WHAT YOU WILL DO:
Will you extract the entries word for word? Images should not appear in the copy.

*** Begin section ***

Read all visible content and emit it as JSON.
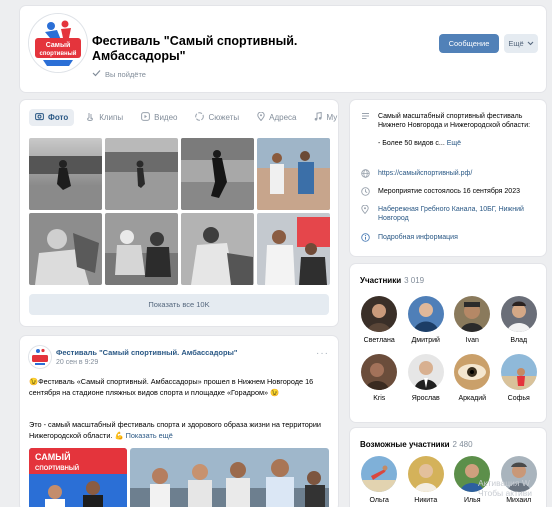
{
  "header": {
    "title": "Фестиваль \"Самый спортивный. Амбассадоры\"",
    "status": "Вы пойдёте",
    "message_button": "Сообщение",
    "more_button": "Ещё",
    "logo_text": "Самый спортивный"
  },
  "tabs": [
    {
      "label": "Фото",
      "icon": "photo-icon"
    },
    {
      "label": "Клипы",
      "icon": "clips-icon"
    },
    {
      "label": "Видео",
      "icon": "video-icon"
    },
    {
      "label": "Сюжеты",
      "icon": "stories-icon"
    },
    {
      "label": "Адреса",
      "icon": "location-icon"
    },
    {
      "label": "Му",
      "icon": "music-icon"
    }
  ],
  "photos": {
    "show_all": "Показать все 10K"
  },
  "post": {
    "author": "Фестиваль \"Самый спортивный. Амбассадоры\"",
    "date": "20 сен в 9:29",
    "text": "Фестиваль «Самый спортивный. Амбассадоры» прошел в Нижнем Новгороде 16 сентября на стадионе пляжных видов спорта и площадке «Горадром»",
    "text2": "Это - самый масштабный фестиваль спорта и здорового образа жизни на территории Нижегородской области.",
    "show_more": "Показать ещё",
    "banner_text": "САМЫЙ СПОРТИВНЫЙ"
  },
  "info": {
    "description": "Самый масштабный спортивный фестиваль Нижнего Новгорода и Нижегородской области:",
    "bullet": "- Более 50 видов с...",
    "more": "Ещё",
    "link": "https://самыйспортивный.рф/",
    "event_date": "Мероприятие состоялось 16 сентября 2023",
    "address": "Набережная Гребного Канала, 10БГ, Нижний Новгород",
    "details": "Подробная информация"
  },
  "members": {
    "title": "Участники",
    "count": "3 019",
    "list": [
      "Светлана",
      "Дмитрий",
      "Ivan",
      "Влад",
      "Kris",
      "Ярослав",
      "Аркадий",
      "Софья"
    ]
  },
  "possible": {
    "title": "Возможные участники",
    "count": "2 480",
    "list": [
      "Ольга",
      "Никита",
      "Илья",
      "Михаил"
    ]
  },
  "watermark": {
    "line1": "Активация W",
    "line2": "Чтобы активи"
  },
  "colors": {
    "accent": "#5181b8",
    "link": "#2a5885",
    "background": "#edeef0"
  }
}
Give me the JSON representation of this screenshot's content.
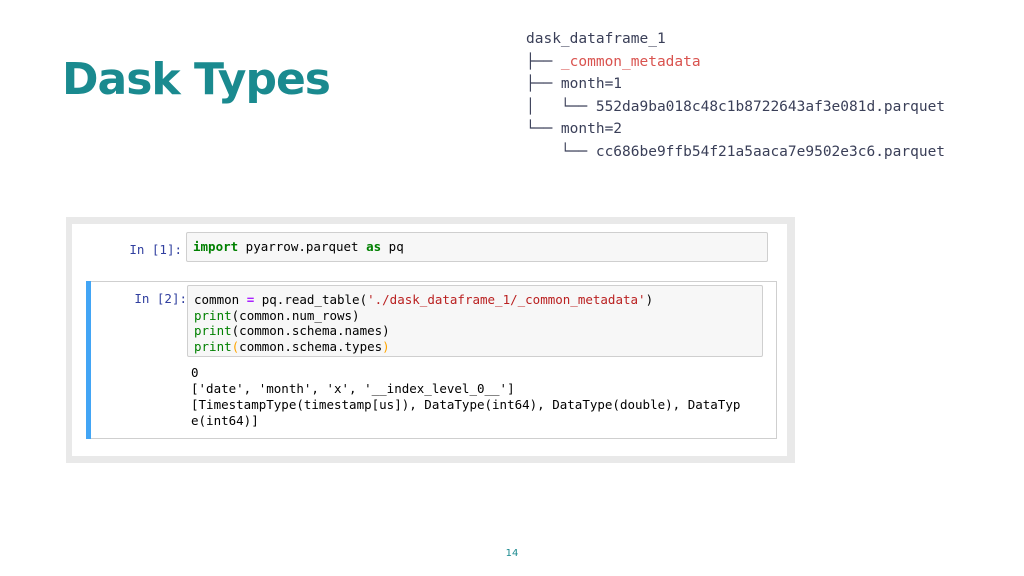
{
  "slide": {
    "title": "Dask Types",
    "page_number": "14"
  },
  "tree": {
    "lines": [
      {
        "conn": "",
        "name": "dask_dataframe_1",
        "highlight": false
      },
      {
        "conn": "├── ",
        "name": "_common_metadata",
        "highlight": true
      },
      {
        "conn": "├── ",
        "name": "month=1",
        "highlight": false
      },
      {
        "conn": "│   └── ",
        "name": "552da9ba018c48c1b8722643af3e081d.parquet",
        "highlight": false
      },
      {
        "conn": "└── ",
        "name": "month=2",
        "highlight": false
      },
      {
        "conn": "    └── ",
        "name": "cc686be9ffb54f21a5aaca7e9502e3c6.parquet",
        "highlight": false
      }
    ]
  },
  "notebook": {
    "cell1": {
      "prompt": "In [1]:",
      "code": {
        "kw_import": "import",
        "module": " pyarrow.parquet ",
        "kw_as": "as",
        "alias": " pq"
      }
    },
    "cell2": {
      "prompt": "In [2]:",
      "code": {
        "line1_a": "common ",
        "line1_op": "=",
        "line1_b": " pq.read_table(",
        "line1_str": "'./dask_dataframe_1/_common_metadata'",
        "line1_c": ")",
        "line2_fn": "print",
        "line2_rest": "(common.num_rows)",
        "line3_fn": "print",
        "line3_rest": "(common.schema.names)",
        "line4_fn": "print",
        "line4_open": "(",
        "line4_mid": "common.schema.types",
        "line4_close": ")"
      },
      "output": [
        "0",
        "['date', 'month', 'x', '__index_level_0__']",
        "[TimestampType(timestamp[us]), DataType(int64), DataType(double), DataTyp",
        "e(int64)]"
      ]
    }
  },
  "colors": {
    "title": "#1a8a8f",
    "tree_text": "#3a3f58",
    "tree_highlight": "#d9534f",
    "cell_selected_border": "#42a5f5",
    "prompt": "#303f9f"
  }
}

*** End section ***

SOLUTION TO THIS PROBLEM:
Read all visible content and emit it as JSON.
{
  "header": {
    "title": "Фестиваль \"Самый спортивный. Амбассадоры\"",
    "status": "Вы пойдёте",
    "message_button": "Сообщение",
    "more_button": "Ещё",
    "logo_text": "Самый спортивный"
  },
  "tabs": [
    {
      "label": "Фото",
      "icon": "photo-icon"
    },
    {
      "label": "Клипы",
      "icon": "clips-icon"
    },
    {
      "label": "Видео",
      "icon": "video-icon"
    },
    {
      "label": "Сюжеты",
      "icon": "stories-icon"
    },
    {
      "label": "Адреса",
      "icon": "location-icon"
    },
    {
      "label": "Му",
      "icon": "music-icon"
    }
  ],
  "photos": {
    "show_all": "Показать все 10K"
  },
  "post": {
    "author": "Фестиваль \"Самый спортивный. Амбассадоры\"",
    "date": "20 сен в 9:29",
    "text": "Фестиваль «Самый спортивный. Амбассадоры» прошел в Нижнем Новгороде 16 сентября на стадионе пляжных видов спорта и площадке «Горадром»",
    "text2": "Это - самый масштабный фестиваль спорта и здорового образа жизни на территории Нижегородской области.",
    "show_more": "Показать ещё",
    "banner_text": "САМЫЙ СПОРТИВНЫЙ"
  },
  "info": {
    "description": "Самый масштабный спортивный фестиваль Нижнего Новгорода и Нижегородской области:",
    "bullet": "- Более 50 видов с...",
    "more": "Ещё",
    "link": "https://самыйспортивный.рф/",
    "event_date": "Мероприятие состоялось 16 сентября 2023",
    "address": "Набережная Гребного Канала, 10БГ, Нижний Новгород",
    "details": "Подробная информация"
  },
  "members": {
    "title": "Участники",
    "count": "3 019",
    "list": [
      "Светлана",
      "Дмитрий",
      "Ivan",
      "Влад",
      "Kris",
      "Ярослав",
      "Аркадий",
      "Софья"
    ]
  },
  "possible": {
    "title": "Возможные участники",
    "count": "2 480",
    "list": [
      "Ольга",
      "Никита",
      "Илья",
      "Михаил"
    ]
  },
  "watermark": {
    "line1": "Активация W",
    "line2": "Чтобы активи"
  },
  "colors": {
    "accent": "#5181b8",
    "link": "#2a5885",
    "background": "#edeef0"
  }
}
Give me the JSON representation of this screenshot's content.
{
  "slide": {
    "title": "Dask Types",
    "page_number": "14"
  },
  "tree": {
    "lines": [
      {
        "conn": "",
        "name": "dask_dataframe_1",
        "highlight": false
      },
      {
        "conn": "├── ",
        "name": "_common_metadata",
        "highlight": true
      },
      {
        "conn": "├── ",
        "name": "month=1",
        "highlight": false
      },
      {
        "conn": "│   └── ",
        "name": "552da9ba018c48c1b8722643af3e081d.parquet",
        "highlight": false
      },
      {
        "conn": "└── ",
        "name": "month=2",
        "highlight": false
      },
      {
        "conn": "    └── ",
        "name": "cc686be9ffb54f21a5aaca7e9502e3c6.parquet",
        "highlight": false
      }
    ]
  },
  "notebook": {
    "cell1": {
      "prompt": "In [1]:",
      "code": {
        "kw_import": "import",
        "module": " pyarrow.parquet ",
        "kw_as": "as",
        "alias": " pq"
      }
    },
    "cell2": {
      "prompt": "In [2]:",
      "code": {
        "line1_a": "common ",
        "line1_op": "=",
        "line1_b": " pq.read_table(",
        "line1_str": "'./dask_dataframe_1/_common_metadata'",
        "line1_c": ")",
        "line2_fn": "print",
        "line2_rest": "(common.num_rows)",
        "line3_fn": "print",
        "line3_rest": "(common.schema.names)",
        "line4_fn": "print",
        "line4_open": "(",
        "line4_mid": "common.schema.types",
        "line4_close": ")"
      },
      "output": [
        "0",
        "['date', 'month', 'x', '__index_level_0__']",
        "[TimestampType(timestamp[us]), DataType(int64), DataType(double), DataTyp",
        "e(int64)]"
      ]
    }
  },
  "colors": {
    "title": "#1a8a8f",
    "tree_text": "#3a3f58",
    "tree_highlight": "#d9534f",
    "cell_selected_border": "#42a5f5",
    "prompt": "#303f9f"
  }
}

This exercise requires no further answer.